*** Begin section ***
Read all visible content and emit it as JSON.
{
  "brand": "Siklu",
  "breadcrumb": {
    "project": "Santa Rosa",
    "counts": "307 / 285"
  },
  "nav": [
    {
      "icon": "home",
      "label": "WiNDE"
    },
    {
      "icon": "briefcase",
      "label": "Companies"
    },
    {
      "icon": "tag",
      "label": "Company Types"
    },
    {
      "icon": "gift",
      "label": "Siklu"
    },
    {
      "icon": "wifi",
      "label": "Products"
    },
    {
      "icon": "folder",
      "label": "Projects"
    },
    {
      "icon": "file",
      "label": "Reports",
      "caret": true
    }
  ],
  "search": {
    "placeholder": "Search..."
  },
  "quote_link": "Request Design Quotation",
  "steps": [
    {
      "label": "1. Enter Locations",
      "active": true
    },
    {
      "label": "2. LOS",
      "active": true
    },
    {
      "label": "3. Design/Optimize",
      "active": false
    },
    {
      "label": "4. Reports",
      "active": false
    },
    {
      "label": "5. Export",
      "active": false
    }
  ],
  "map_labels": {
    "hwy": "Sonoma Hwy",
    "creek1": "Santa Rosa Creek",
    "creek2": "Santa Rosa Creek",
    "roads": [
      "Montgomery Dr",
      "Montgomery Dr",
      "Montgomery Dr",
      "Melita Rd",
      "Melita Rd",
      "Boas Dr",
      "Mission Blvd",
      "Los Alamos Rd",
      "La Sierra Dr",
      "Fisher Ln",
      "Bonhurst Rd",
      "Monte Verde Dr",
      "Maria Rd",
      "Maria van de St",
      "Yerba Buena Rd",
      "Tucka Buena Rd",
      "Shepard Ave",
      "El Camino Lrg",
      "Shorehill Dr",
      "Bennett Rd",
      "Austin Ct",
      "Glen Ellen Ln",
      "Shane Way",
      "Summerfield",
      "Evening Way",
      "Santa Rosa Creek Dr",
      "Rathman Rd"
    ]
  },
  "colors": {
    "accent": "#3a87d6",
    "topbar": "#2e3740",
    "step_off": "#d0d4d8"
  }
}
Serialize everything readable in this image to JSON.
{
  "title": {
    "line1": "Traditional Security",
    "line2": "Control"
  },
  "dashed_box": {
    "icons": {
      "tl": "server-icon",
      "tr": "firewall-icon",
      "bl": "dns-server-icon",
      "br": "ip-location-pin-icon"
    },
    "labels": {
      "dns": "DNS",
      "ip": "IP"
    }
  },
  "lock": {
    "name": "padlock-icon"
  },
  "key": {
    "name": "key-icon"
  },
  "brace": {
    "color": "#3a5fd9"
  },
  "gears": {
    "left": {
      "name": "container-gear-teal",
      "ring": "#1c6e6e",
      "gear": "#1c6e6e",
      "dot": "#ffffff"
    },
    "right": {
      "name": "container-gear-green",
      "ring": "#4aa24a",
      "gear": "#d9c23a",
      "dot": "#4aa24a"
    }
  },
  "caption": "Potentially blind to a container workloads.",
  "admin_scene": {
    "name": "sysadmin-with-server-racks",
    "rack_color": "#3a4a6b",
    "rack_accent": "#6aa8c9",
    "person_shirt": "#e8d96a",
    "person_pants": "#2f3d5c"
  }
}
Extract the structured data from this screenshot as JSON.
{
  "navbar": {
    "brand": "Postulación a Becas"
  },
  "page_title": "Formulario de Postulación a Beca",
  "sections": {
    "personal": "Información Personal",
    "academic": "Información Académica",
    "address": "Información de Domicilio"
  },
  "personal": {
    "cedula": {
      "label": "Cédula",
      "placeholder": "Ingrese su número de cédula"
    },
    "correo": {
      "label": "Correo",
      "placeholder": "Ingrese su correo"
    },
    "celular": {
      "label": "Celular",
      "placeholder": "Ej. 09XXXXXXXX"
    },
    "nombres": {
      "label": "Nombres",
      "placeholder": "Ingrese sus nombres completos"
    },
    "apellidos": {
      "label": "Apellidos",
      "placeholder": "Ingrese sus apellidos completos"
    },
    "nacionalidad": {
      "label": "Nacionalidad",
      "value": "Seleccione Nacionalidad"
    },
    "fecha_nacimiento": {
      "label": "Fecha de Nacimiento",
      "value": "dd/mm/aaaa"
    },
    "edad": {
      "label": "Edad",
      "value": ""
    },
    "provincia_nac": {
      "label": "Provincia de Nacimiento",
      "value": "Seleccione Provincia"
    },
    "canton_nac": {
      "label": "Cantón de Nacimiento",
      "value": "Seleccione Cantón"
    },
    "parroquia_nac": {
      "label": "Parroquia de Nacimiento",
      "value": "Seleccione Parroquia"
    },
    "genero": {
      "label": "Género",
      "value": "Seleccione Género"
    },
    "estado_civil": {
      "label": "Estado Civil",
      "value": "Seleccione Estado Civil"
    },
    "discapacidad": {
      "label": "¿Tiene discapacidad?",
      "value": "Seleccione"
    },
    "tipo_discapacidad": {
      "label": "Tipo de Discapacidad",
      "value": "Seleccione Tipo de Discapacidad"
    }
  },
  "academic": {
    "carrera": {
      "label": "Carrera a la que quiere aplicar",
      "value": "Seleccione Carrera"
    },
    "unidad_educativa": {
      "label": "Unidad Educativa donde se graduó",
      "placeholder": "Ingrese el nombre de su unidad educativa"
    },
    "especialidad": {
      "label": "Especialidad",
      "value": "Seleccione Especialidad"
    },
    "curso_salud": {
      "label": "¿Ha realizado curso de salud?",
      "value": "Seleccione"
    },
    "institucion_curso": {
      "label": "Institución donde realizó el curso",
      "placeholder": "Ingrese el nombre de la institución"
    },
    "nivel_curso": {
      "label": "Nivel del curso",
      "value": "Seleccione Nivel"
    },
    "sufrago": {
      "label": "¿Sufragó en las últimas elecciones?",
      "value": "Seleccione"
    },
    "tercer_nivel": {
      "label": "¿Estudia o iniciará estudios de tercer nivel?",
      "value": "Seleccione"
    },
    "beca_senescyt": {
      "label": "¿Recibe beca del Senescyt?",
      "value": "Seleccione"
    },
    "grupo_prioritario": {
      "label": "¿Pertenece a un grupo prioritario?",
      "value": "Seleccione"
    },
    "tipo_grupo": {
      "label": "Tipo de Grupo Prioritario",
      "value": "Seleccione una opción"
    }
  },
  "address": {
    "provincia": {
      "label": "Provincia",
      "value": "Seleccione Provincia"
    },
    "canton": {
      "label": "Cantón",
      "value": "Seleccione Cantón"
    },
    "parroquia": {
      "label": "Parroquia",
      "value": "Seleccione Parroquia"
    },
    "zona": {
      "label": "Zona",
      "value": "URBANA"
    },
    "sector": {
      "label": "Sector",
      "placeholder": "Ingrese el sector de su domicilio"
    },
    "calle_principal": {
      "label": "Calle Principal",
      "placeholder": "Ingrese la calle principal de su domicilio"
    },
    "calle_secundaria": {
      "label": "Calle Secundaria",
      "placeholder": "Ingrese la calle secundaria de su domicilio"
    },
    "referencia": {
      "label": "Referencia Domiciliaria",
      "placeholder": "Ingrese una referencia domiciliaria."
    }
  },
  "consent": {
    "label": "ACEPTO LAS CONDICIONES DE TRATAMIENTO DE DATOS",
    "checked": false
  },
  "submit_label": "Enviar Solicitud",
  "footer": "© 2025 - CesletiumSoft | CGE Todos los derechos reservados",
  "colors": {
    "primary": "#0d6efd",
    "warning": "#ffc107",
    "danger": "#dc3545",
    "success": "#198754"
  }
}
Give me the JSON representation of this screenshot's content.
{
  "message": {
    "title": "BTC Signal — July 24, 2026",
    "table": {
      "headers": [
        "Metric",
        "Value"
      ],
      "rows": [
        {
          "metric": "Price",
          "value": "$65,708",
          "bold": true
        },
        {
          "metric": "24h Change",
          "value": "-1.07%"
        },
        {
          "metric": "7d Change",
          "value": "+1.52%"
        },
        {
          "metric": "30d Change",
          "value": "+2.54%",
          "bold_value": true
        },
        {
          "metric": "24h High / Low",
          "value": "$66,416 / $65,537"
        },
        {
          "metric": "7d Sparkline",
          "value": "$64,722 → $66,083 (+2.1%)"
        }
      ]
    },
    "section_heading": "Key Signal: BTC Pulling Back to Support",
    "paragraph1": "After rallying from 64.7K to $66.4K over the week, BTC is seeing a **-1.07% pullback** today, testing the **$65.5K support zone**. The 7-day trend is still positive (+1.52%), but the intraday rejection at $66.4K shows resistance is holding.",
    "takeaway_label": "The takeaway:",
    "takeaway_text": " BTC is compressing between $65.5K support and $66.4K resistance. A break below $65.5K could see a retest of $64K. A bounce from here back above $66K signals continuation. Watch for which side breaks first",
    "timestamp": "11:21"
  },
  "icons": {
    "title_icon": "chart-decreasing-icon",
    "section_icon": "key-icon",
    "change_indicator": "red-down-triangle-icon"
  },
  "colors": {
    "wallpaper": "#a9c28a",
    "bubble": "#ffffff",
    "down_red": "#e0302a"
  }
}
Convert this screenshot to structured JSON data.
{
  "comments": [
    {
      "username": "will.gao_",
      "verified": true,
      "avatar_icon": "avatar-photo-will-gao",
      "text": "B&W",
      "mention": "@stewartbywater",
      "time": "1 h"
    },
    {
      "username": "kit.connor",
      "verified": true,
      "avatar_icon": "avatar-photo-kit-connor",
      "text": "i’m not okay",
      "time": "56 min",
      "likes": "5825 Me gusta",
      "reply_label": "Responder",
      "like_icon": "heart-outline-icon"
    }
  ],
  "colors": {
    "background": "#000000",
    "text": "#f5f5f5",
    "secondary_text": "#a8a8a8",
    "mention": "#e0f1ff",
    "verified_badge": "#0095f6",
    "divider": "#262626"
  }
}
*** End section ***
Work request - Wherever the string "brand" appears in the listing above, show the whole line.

Exercise response -
  "brand": "Siklu",
    "brand": "Postulación a Becas"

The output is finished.